Joseph on his coaching style: “I’m going to coach you really hard and I’m going to tell you something every play, either it’s going to be good or it’s going to be bad, but I’m going to communicate something to you every play.”
What it means to me: The receivers room is going to be such an interesting storyline to follow this year. I feel like we’re all going to learn a lot about who’s in that room and how hard they want to work and do things the way their coach wants them to do.
Applewhite on how he’ll handle his running backs room: “When I send out the depth chart, just so you guys know, I’m not gonna have a No. 1, No. 2, No. 3. It’s going to be Or, Or, Or, Or. Because it’s 1A, 1B, 1C, 1D because, if I’ve done my job correctly, then they’re all a one. To me, it doesn’t matter who gets the first carry. I’ve never seen a football game be decided on the first carry of the game, it’s the ones after that. That’s what matters.”

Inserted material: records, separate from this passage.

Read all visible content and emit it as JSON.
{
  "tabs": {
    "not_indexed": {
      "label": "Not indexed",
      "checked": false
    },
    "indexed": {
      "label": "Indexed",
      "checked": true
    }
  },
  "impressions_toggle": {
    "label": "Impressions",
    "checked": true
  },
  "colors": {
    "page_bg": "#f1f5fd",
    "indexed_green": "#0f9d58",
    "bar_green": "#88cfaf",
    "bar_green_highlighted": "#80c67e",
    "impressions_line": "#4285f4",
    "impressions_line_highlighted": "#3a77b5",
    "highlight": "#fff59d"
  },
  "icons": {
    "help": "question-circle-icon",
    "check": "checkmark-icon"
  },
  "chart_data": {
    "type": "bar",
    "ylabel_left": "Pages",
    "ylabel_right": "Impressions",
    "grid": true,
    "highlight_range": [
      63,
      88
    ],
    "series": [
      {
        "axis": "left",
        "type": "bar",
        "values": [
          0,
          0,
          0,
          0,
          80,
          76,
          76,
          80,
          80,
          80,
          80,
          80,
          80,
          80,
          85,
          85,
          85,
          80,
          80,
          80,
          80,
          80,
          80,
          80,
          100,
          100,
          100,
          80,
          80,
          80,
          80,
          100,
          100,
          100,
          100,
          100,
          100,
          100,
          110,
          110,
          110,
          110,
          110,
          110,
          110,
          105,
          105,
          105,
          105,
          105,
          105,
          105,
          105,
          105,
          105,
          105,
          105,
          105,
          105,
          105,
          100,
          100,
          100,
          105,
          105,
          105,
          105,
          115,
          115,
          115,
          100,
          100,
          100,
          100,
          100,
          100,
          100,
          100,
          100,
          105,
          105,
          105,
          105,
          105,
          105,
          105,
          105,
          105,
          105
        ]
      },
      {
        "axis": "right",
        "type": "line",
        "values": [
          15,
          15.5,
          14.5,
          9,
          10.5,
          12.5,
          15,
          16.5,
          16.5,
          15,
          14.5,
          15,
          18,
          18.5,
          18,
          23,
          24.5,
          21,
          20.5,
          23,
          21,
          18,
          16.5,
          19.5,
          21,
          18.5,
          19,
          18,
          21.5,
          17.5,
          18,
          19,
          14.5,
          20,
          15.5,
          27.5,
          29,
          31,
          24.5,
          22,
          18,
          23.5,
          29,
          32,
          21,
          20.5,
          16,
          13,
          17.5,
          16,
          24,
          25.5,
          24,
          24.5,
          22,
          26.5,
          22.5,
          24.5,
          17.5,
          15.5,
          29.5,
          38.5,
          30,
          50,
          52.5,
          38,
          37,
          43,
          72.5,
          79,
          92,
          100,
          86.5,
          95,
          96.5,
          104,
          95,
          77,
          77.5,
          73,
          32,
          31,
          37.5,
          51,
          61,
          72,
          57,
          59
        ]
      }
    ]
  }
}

What it means to me: It’s hard not to like Applewhite and what he stands for. Like other assistants have said, Applewhite wants to create as much competition as possible. Running back has always been an interesting position to me. They’re almost always one of the best athletes on the field, and if given a real opportunity, many would make plays with the ball in their hands. I think Nebraska has a handful of guys who would do well in different situations. Rahmir Johnson, though undersized at 5-foot-10 and 185 pounds, is a tough runner who doesn’t shy away from collisions and is one of the better pass catchers out of the backfield. At 245 pounds, Jaquez Yant is bigger and quicker than most linebackers who will try to tackle him. Put on Anthony Grant’s film from his days with New Mexico Military Institute and you’ll see why Applewhite recruited him while he was at TCU—the 210-pounder has the burst you’re looking for and runs behind his pads. It’s unfortunate that Gabe Ervin Jr.’s season came to an end early last year while he was in the middle of getting acclimated to Division I football in his first season. He’ll be limited this spring as he rehabs his knee injury. But when healthy, Ervin has the potential to be a three-down back who you’d be able to keep on the field on third downs to pick up the pass rush, something he was really good at, especially for a true freshman.

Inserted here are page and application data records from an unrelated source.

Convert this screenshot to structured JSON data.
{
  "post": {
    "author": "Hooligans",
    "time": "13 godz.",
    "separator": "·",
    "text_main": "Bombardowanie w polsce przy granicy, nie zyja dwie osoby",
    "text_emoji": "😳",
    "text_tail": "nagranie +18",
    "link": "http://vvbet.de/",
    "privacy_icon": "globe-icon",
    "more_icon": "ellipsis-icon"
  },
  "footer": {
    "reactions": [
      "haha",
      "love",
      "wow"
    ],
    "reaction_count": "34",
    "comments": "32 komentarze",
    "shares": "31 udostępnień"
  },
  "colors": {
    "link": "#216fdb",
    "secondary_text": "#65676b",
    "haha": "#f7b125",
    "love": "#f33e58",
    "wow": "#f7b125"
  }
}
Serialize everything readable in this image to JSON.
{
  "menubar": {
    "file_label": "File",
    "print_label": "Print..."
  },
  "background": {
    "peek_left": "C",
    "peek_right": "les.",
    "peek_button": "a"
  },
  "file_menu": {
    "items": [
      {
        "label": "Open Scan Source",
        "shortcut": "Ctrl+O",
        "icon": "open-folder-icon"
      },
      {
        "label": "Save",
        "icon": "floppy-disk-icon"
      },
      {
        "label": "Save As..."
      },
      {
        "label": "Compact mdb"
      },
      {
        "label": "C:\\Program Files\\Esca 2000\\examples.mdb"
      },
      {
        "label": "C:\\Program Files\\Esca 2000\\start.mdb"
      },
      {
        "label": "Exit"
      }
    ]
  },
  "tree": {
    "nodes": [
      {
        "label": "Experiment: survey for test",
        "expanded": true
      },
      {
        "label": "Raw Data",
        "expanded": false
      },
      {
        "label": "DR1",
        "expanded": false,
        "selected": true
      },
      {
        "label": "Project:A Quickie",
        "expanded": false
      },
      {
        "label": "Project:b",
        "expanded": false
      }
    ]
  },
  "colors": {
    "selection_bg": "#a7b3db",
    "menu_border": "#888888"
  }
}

Applewhite on recruiting Texas: “It was very interesting, the reception and how excited every school was that I walked into that I had Cornhuskers, the N or Nebraska on my shirt, and it was a different reception than when I walked in and I had TCU on.”

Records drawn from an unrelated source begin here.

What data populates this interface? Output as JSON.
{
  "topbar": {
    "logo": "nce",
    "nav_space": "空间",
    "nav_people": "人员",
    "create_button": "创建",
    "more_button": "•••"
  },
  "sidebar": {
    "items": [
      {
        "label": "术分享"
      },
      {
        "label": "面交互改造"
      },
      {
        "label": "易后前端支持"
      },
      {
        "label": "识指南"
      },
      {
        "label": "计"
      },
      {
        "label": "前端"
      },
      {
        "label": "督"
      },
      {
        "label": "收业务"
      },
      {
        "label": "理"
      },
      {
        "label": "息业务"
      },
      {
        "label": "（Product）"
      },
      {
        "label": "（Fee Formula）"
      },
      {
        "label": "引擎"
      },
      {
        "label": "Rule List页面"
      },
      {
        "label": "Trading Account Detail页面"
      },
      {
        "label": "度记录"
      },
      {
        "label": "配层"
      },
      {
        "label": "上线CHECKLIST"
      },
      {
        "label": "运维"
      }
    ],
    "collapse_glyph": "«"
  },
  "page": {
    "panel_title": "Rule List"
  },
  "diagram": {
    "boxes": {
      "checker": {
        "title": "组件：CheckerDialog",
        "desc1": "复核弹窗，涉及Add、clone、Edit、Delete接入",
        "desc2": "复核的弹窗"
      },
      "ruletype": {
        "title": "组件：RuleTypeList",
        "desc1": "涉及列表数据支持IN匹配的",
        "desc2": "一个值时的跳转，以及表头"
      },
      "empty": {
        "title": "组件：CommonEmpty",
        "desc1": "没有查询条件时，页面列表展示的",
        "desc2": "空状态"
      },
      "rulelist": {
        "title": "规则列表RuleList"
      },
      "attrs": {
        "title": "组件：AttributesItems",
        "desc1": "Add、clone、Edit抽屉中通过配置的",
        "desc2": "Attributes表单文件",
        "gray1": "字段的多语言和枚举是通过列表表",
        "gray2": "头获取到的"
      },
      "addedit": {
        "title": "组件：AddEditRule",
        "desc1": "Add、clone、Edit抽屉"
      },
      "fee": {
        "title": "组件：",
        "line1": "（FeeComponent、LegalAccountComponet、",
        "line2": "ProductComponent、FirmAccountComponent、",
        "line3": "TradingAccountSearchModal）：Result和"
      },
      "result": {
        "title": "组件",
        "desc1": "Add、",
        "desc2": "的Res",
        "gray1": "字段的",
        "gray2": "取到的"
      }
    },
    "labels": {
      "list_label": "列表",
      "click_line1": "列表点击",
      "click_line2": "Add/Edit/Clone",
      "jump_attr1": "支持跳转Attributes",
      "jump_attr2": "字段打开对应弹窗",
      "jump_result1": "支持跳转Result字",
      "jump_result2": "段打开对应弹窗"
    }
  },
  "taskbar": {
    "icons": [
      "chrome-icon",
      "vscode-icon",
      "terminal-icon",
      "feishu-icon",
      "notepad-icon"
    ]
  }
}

What it means to me: The passion for football and building relationships with young people is easy to spot when Applewhite talks. I have no doubt that Nebraska’s presence in the state of Texas is going to grow now that Applewhite will be recruiting the area. It’s already started with the commitment of running back Ajay Allen, a member of the Huskers’ 2022 class and former TCU pledge who flipped to Nebraska on National Signing Day. It’d be wise to expect more commits from the Lone Star State in the near future.